Thursday, 12 April 2012

11 April 2012 - Update

One year and one month since our world changed. How are we getting on?

At Fukushima Daiichi, freshwater and nitrogen continue to be pumped into the reactors to keep them cool.  Removing this water and decontaminating it is a lot of work. There was an announcement a week or so ago that 12 tons of water, which had had the caesium removed but still contained strontium, had leaked from piping into the sea. The state of the building over Unit 4 continues to be cause for concern as 1,331 spent  fuel assemblies are in a pool 100 ft above ground. (There are over 11,000 spent fuel assemblies in total at Fukshima Daiichi.) (Corrected from earlier version)

There's a lot of wrangling going on at the moment. Wrangling about whether to bring the nations's nuclear plants back into operation and wrangling about what will happen to the area around the nuclear power plant.

First, re-opening the nuclear power plants. (In Japanese the phrase is genpatsu no saikado 原発の再稼動) Only one of Japan's 54 reactors is currently in operation and obviously the government, industry and the electric companies want to get them going again. Last Friday the PM ordered the Ministry of the Economy (METI) to produce new 'preliminary' safety standards for reopening the Oi Plant on the Japan Sea coast. These were produced in what seemed like unseemly haste, on Monday. Then the boss of Kansai Electric (Osaka) was asked to submit a schedule for extra safety measures and METI Minister Edano was seen (on television) grilling him and asking him to bring forward the dates on some of the plans. Real ham acting.
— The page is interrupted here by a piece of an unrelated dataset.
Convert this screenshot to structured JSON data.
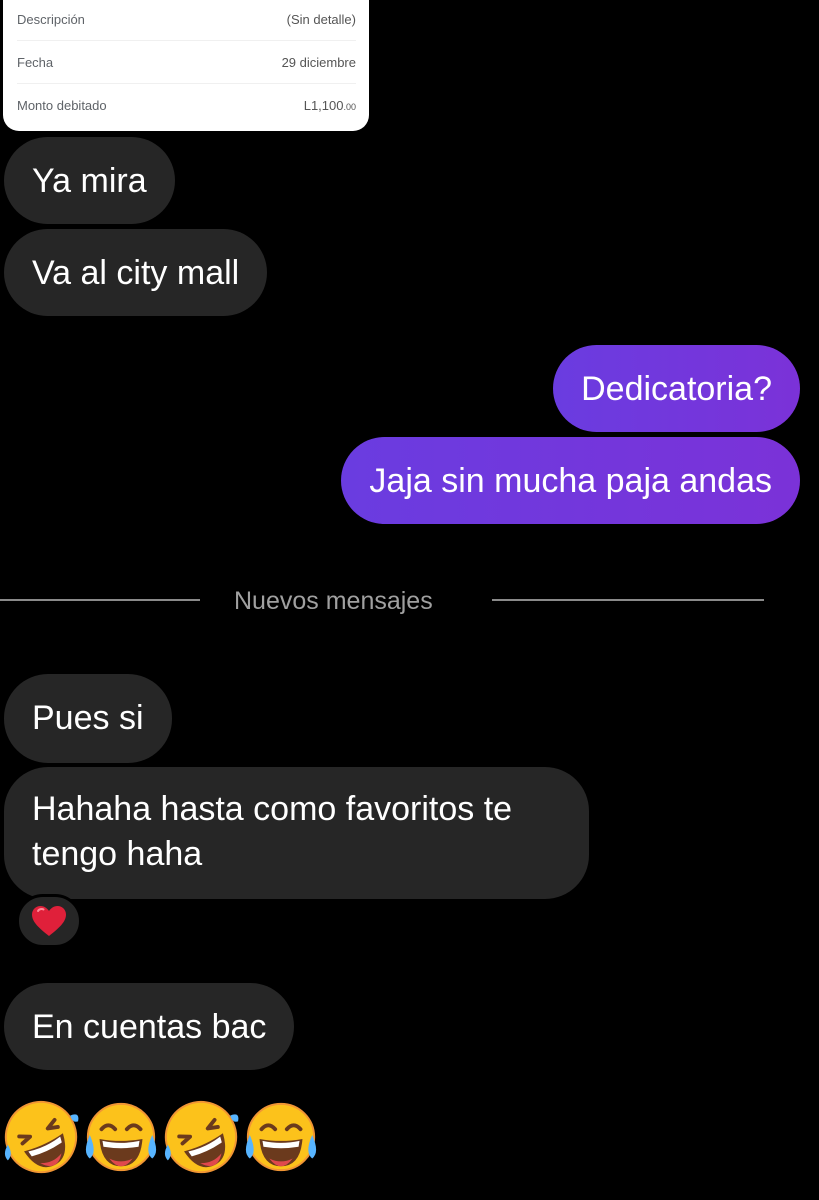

But there are real problems. First, we've only had an interim report on the causes of the Fukushima accident. The final report will not be out until the summer. Next, Kansai Electric has put forward a schedule for say, building a higher breakwater, constructing a new earthquake-proof control centre at Oi, but they're not built yet. The IAEA and the Nuclear and Industrial Safety Agency (Hoanin 保安院)have both said that the first round of stress tests is not enough. Standards for the next round of tests were to be set by a new independent standards agency (Genshiroku Kiseicho 原子力規制庁)which was supposed to be in business by April 1st. (The  Hoanin is not independent, part of the 'atomic village' mentality which got us into this mess in the first place.) Legislation for the setting up of this new agency is still not ready. Negligence on the part of the lawmakers (opposition party included). This legislation really should have been at the top of their list of Things To Do.

Now abrasive young Osaka mayor Hashimoto has entered the fray saying that since radioactive particles from the Fukushima accident spread 100 km, prefectures (counties) within a 100 km radius of the Oi plant (five in total) need to be consulted. He does have a point. If the plant is opened without implementing the lessons from Fukushima then nothing here will change.

The other wrangling is between the mayors of the local authorities near Fukushima Daiichi and the government, over compensation and how the area is to be reorganised in future. Areas have been re-zoned according to the level of soil contamination but authorities say they want to relocate en masse and want everyone in their area to get the same full compensation for their land, buildings etc. In a separate development the government has mentioned for the first time the possibility of buying up a small area around the plant. Right from the beginning we thought that this is what would happen but there's still no clear direction and this wrangling continues.

Finally, some good news. Since May last year primary and junior high school children in Koriyama haven't been allowed to play outside for more than 3 hours a day. But the ban has been lifted. Schools have had playgrounds scraped and the average exposure in schools is down to 0.2μSv/hour. Last year kids had their sports days in the gymn in the autumn. This year things will be back to normal with sports days outside in the May sunshine. Maybe this will encourage some families to come back?
Bye for now


  1. There are more than 11,000 spent fuel *assemblies* at Fukushima - not fuel rods. I believe there are between 200-300 fuel rods in one assembly. Therefore there are more than a million fuel rods at the site.

  2. Thank you for that.
    Yes, I see what you mean.